© Lucasfilm
© Lucasfilm

This article contains affiliate links to products selected by our editors. Mental Floss may receive a commission for purchases made through these links.

When the hit Star Wars series The Mandalorian premiered on Disney+ last fall, executives withheld merchandise to make sure viewers were surprised by the sudden appearance of The Child, a cooing puppet that appears to be of the same species as Jedi master Yoda. Knowing demand for toys and other items for "Baby Yoda" would be high, Disney stood firm.

Those days are over. Now, fans of the series can buy everything from The Child plush dolls to the space macarons the goblin-faced tyke munches on in the fourth episode of the show’s second season.
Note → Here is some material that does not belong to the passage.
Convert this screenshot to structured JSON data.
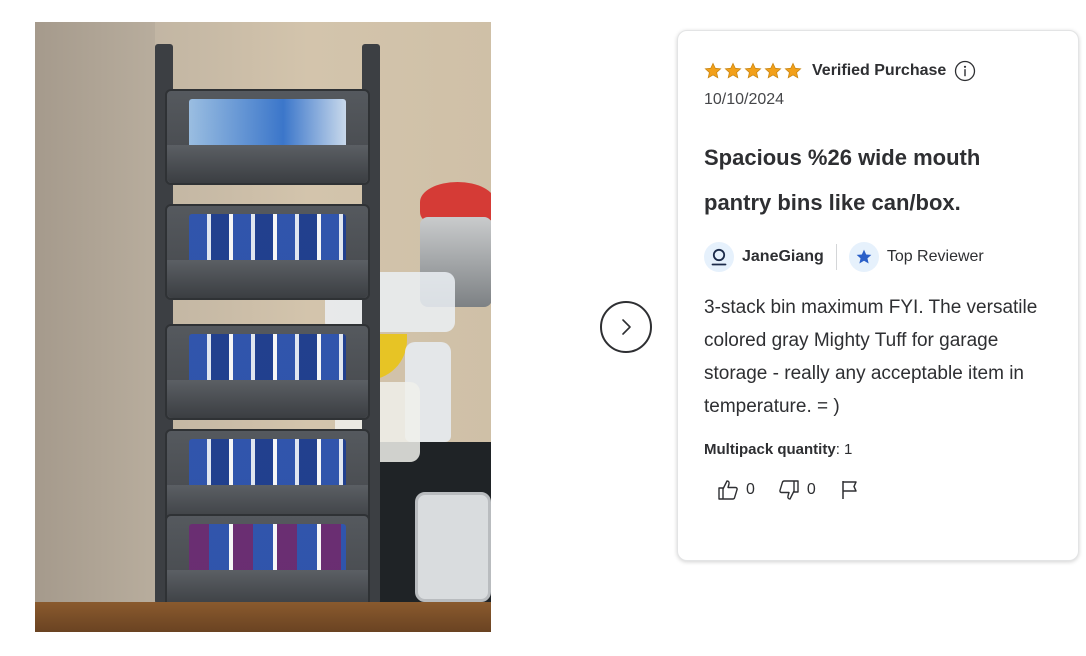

The blue macarons, dubbed Nevarro Nummies after the name of the planet Mando and The Child landed on in the episode, are available at Williams Sonoma for $49.99.

Nevarro Nummies.Williams Sonoma

According to the company’s site, the “ethereal French-style almond macarons” are perfect for “capturing the essence of this scene.” Bear in mind the “essence” of the scene involves The Child throwing a Force tantrum by using his skills to swipe the cookies from a student’s desk while briefly placed at a school.

The precocious creature’s voracious appetite has been a running theme on the series, with some viewers taken aback by a scene in an earlier episode in which he devoured the eggs of a critically endangered frog species. (“Baby Yoda Canceled Amid Accusations of Genocide,” read the Vanity Fair headline.) What will Baby Yoda eat next, and can you buy it? Tune in this week to find out.

[h/t Nerdist]